Prompt
Would you repeat the entries below exactly and omit the pictures?

Supplied data

• • • • • • •

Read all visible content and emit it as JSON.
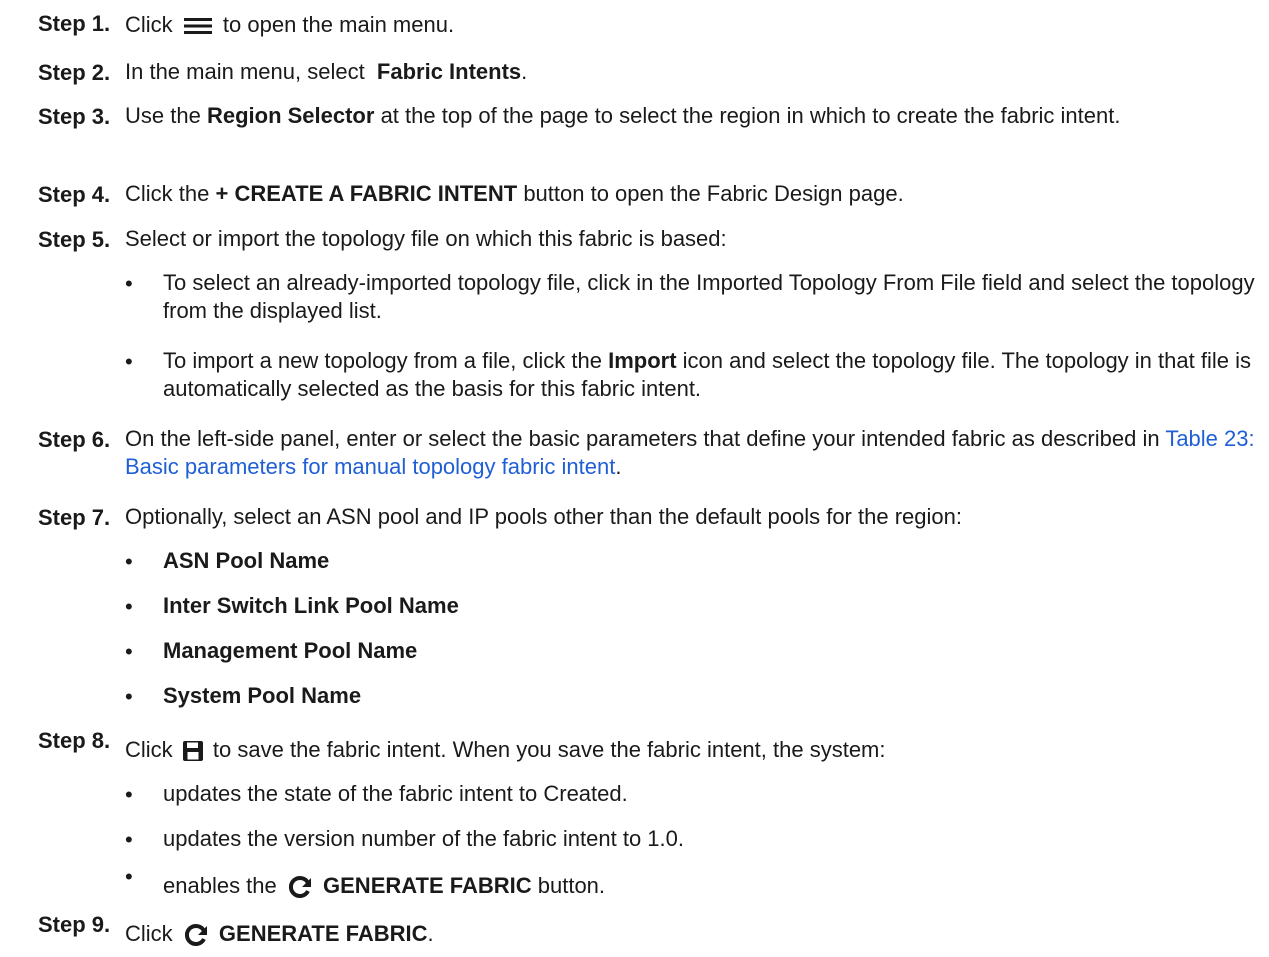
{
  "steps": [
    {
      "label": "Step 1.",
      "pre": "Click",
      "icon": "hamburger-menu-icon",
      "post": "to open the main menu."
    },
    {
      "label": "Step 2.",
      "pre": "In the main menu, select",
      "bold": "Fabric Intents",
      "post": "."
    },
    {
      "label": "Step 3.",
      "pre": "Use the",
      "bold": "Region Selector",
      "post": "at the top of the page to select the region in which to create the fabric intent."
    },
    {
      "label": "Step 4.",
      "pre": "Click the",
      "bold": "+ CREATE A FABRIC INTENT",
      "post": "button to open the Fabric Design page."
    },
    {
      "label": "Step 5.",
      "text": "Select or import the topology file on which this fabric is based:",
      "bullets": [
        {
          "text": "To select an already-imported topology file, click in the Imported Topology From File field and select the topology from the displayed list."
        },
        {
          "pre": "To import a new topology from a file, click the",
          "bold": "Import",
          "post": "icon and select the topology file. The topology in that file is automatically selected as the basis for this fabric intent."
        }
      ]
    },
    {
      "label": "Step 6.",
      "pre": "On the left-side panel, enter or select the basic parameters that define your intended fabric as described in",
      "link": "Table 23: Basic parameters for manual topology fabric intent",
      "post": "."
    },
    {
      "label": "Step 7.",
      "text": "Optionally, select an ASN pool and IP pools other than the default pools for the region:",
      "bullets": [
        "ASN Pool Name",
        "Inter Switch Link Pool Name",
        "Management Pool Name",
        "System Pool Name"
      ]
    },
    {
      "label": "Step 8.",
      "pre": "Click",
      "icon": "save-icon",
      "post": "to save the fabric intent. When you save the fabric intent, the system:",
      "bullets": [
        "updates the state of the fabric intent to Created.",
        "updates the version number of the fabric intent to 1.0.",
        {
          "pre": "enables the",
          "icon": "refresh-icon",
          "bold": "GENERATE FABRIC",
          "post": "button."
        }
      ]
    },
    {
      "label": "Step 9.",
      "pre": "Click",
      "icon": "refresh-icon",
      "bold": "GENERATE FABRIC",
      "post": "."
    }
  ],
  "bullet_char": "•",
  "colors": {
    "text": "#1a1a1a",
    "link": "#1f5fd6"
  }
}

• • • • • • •

Task result
Read all visible content and emit it as JSON.
{
  "steps": [
    {
      "label": "Step 1.",
      "pre": "Click",
      "icon": "hamburger-menu-icon",
      "post": "to open the main menu."
    },
    {
      "label": "Step 2.",
      "pre": "In the main menu, select",
      "bold": "Fabric Intents",
      "post": "."
    },
    {
      "label": "Step 3.",
      "pre": "Use the",
      "bold": "Region Selector",
      "post": "at the top of the page to select the region in which to create the fabric intent."
    },
    {
      "label": "Step 4.",
      "pre": "Click the",
      "bold": "+ CREATE A FABRIC INTENT",
      "post": "button to open the Fabric Design page."
    },
    {
      "label": "Step 5.",
      "text": "Select or import the topology file on which this fabric is based:",
      "bullets": [
        {
          "text": "To select an already-imported topology file, click in the Imported Topology From File field and select the topology from the displayed list."
        },
        {
          "pre": "To import a new topology from a file, click the",
          "bold": "Import",
          "post": "icon and select the topology file. The topology in that file is automatically selected as the basis for this fabric intent."
        }
      ]
    },
    {
      "label": "Step 6.",
      "pre": "On the left-side panel, enter or select the basic parameters that define your intended fabric as described in",
      "link": "Table 23: Basic parameters for manual topology fabric intent",
      "post": "."
    },
    {
      "label": "Step 7.",
      "text": "Optionally, select an ASN pool and IP pools other than the default pools for the region:",
      "bullets": [
        "ASN Pool Name",
        "Inter Switch Link Pool Name",
        "Management Pool Name",
        "System Pool Name"
      ]
    },
    {
      "label": "Step 8.",
      "pre": "Click",
      "icon": "save-icon",
      "post": "to save the fabric intent. When you save the fabric intent, the system:",
      "bullets": [
        "updates the state of the fabric intent to Created.",
        "updates the version number of the fabric intent to 1.0.",
        {
          "pre": "enables the",
          "icon": "refresh-icon",
          "bold": "GENERATE FABRIC",
          "post": "button."
        }
      ]
    },
    {
      "label": "Step 9.",
      "pre": "Click",
      "icon": "refresh-icon",
      "bold": "GENERATE FABRIC",
      "post": "."
    }
  ],
  "bullet_char": "•",
  "colors": {
    "text": "#1a1a1a",
    "link": "#1f5fd6"
  }
}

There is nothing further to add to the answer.